IMO Engineered to Slide's drift truck is more "minimalist" as it has a full tube chassis which is damn near perfect. That vehicle doesn't have a thing it doesn't need, with superior fit and finish. I can't imagine it's as capable as Daigo's JZX though, as it has nowhere near the power figures which are really what define Daigo's ultra-aggressive style.

33

With some much airflow across the engine bleeding off temps he's probably doing just fine with all that coolant running back and forth to the trunk helping quite a bit too.

Too bad things have gone so far from cars sliding sideways to this, I don't understand the point anymore, but the cars are coolish.

34

Hey! Can you make a feature of the Soarer he has built. The one F. Aasbo is using for D1

35
Devon Bartholomew

isn't that robbie Nishida's old FD soarer with the green eyes?

36

I like the exterior styling of the car but I think its lacking a bit of character on the inside. But that's my taste, and I'm not a professional drifter. Function over form I guess.

37

Yes, yes, yes this is the car that crushed D1, so it's the best. Ultimate evolution within rules.

38

Wanli SR390, deisgned by Daigo Saito. Interesting tire i wonder how they are for grip.

39

Depending on your definition of "wild" I'd say this is one of his tamer builds. Personally I dont think minimal can be too wild. How is an Ex Gt300 drift car not wilder, or a Murcielago drifter for that matter? As for the most minimal drift build, I present to you the RoadKill Drift Kart Vette. Who needs a body anyway?!

decom_f87fd33e5b7af685ce4a267d93b92daa_58d5a7100360c.jpgdecom_f87fd33e5b7af685ce4a267d93b92daa_58d5a7100360c.jpg
40

Everything looks fine.. then i see the back end

decom_4ff8419fafc23ad7f37ceac7f0449482_58d5a7f1545a0.gifdecom_4ff8419fafc23ad7f37ceac7f0449482_58d5a7f1545a0.gif
41
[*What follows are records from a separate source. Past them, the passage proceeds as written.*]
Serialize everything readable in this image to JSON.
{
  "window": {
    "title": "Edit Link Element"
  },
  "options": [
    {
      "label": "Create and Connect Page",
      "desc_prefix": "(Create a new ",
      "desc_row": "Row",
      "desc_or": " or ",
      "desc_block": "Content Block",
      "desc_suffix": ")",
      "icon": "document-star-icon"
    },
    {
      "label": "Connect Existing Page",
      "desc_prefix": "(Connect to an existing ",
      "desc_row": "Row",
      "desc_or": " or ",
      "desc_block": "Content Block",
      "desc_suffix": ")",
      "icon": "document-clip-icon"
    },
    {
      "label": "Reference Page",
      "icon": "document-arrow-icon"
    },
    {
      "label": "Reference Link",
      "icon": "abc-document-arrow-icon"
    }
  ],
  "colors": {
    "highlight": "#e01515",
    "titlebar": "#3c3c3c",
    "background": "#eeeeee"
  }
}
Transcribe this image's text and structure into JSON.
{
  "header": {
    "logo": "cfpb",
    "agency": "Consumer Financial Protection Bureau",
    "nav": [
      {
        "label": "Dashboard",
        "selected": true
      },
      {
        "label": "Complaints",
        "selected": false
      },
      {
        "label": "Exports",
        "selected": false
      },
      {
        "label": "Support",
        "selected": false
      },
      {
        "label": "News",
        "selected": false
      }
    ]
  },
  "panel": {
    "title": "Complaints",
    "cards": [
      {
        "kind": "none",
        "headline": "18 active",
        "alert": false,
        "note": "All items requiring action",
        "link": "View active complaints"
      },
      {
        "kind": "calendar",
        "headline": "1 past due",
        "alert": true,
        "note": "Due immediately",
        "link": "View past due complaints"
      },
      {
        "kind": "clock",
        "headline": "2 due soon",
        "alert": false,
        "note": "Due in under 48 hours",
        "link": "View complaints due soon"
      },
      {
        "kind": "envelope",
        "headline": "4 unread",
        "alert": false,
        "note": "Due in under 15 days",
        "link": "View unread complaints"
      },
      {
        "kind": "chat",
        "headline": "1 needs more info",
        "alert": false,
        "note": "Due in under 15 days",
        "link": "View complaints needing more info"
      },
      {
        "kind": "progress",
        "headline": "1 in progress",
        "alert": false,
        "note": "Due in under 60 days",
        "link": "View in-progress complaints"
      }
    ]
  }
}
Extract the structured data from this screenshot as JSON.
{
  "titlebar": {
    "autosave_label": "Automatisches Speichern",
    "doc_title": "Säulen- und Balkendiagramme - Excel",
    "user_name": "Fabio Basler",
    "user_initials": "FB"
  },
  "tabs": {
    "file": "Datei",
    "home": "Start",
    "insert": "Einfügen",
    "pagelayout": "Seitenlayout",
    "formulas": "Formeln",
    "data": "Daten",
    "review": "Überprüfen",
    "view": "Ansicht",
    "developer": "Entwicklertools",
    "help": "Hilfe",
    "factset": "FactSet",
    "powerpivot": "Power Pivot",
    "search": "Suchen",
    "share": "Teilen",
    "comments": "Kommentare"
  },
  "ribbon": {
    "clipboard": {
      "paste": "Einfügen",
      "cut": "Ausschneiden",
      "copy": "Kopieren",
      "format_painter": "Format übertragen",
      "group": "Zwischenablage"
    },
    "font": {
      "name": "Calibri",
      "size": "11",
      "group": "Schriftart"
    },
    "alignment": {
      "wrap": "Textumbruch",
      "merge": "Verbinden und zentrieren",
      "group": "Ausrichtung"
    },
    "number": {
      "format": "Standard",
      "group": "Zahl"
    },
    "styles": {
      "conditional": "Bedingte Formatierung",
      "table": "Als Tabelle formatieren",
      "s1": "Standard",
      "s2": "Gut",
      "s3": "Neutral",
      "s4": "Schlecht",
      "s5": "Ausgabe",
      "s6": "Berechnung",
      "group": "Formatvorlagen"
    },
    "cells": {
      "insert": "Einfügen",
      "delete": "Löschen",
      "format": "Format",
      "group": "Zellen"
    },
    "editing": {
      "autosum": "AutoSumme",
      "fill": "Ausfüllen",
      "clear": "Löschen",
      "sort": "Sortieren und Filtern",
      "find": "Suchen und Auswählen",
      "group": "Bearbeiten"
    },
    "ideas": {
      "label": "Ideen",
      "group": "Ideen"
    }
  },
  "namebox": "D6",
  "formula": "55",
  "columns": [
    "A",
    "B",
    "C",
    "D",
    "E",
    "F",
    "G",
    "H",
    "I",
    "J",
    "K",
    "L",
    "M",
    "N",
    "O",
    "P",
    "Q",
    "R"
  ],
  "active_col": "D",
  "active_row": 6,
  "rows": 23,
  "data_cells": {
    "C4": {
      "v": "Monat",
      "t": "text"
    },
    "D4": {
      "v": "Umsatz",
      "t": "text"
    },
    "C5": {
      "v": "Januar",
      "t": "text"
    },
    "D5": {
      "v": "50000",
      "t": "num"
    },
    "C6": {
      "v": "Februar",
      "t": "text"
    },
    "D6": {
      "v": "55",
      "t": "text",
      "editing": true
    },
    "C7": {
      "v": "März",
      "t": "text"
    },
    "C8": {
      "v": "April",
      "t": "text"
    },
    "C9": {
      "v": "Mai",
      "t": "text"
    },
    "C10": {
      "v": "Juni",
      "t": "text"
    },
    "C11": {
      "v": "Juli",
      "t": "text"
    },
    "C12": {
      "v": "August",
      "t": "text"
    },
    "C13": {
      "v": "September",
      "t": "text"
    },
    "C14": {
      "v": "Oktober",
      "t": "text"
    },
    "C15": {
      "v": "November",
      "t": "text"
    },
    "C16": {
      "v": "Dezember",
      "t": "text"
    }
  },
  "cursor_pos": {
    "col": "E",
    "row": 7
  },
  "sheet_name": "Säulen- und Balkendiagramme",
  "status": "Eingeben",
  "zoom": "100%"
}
"Because the engine doesn’t run for long periods of time..." Exactly my reaction when I hear this car has no cooling systems

42

Seeing that wirring, I'd have to go with HGK cars - that is there the detailng is everything. Compared to them, Daigo made a ghetto build. All cool, but it's not the best car for me.

43

Hey Dino. Do you know if he plans to use the car for a demo at D1GP Rd1? I would love the see it in action at the event, or the lambo.

Thanks!

44
Federico Barutto

1000hp and no intercooler and/or water/methanol injection????? What the hell????
I'm really curious to see how that engine goes, because drift cars aren't really known for going straight, so no airflow on that pipe....

45

He used the car in 2015 and part of 2016. You can see it all over Youtube. The car IS running methanol which is why it doesn't need an intercooler. 12:1 Compression and 2200cc injectors are a give away buuuut it was mentioned when it debuted.

OFFICIAL SPEEDHUNTERS SUPPLIERS